3D Animation Workshop: Lesson 87: More Cult3D Interactivity | WebReference

3D Animation Workshop: Lesson 87: More Cult3D Interactivity


Lesson 87 - More Cult3D Interactivity - Part 3

The Cult3D Designer permits you to develop a significant amount of user interactivity without learning to write programming code, and this is obviously important to a large portion of the rapidly evolving market for Web 3D. It also provides for simple animation, consistent with the goals of product demonstration. However, it is also extensible through direct coding in the Java language, and this is undoubtedly an critical feature for those who are concerned about the limitations inherent in any authoring environment.

If Cycore wants to promote this important aspect of its package, it will probably have to do a better job of explaining it. Cult offers a tutorial in which a Java class is built that causes a cube to rotate in steady pulses, and which changes the color of the object randomly as the user clicks on it. The pulsing animation is created using a Java thread that sleeps and reawakens at regular intervals—a concept readily understandable to even a novice Java programmer. The color change uses mouse-click input to call a simple function. The code is easy enough to understand in itself, but the general documentation of the Cult Java API is very slim, and is far less than what is needed to give this critical aspect of the package a fair test. I suspect that a great deal can be done with it, but I'm not sure how a serious student could be expected to learn much from the negligible amount of guidance provided.

This is particularly unfortunate because the Cult3D Designer authoring package permits you to use custom Java classes as part of the regular interface, dragging them onto the Event Map window and connecting them with other icons. This seems to be an outstanding way of permitting less sophisticated developers work intuitively with custom Java tools created by others. For example, here is the Event Map showing how the Java class just described is linked by a mouse click to the affected object. The Java class, named WhiteCube, is used just like any other icon.

I came away from my investigation of Cult3D much more impressed than I suspected I would be. I have generally harbored distrust for authoring tools for 3D interactivity because experience has taught me that the vast majority of worthwhile, commercial work requires the power and flexibility of direct coding. Yet Cult has provided so much useful power in such an easy-to-use way that I must believe that they will find an appreciative market. And since the authoring environment is available for free, I encourage all interested people to download it and give it a serious look. This is going to be the right product and right approach for a considerable segment of the market.

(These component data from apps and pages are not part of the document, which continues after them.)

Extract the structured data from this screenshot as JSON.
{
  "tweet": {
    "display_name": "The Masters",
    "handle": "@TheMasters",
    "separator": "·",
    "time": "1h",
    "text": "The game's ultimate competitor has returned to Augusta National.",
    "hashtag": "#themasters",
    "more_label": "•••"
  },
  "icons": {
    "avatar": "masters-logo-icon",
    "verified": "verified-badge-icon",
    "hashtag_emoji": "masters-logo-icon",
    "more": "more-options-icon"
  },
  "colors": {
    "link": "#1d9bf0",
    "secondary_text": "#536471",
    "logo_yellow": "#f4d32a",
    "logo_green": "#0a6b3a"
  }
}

To Return to Parts 1 and 2, Use Arrow Buttons

Previous Lesson / Table of Contents / Next Lesson

Created: Feb. 28, 2000
Revised: Feb. 28, 2000

URL: http://webreference.com/3d/lesson87/part3.html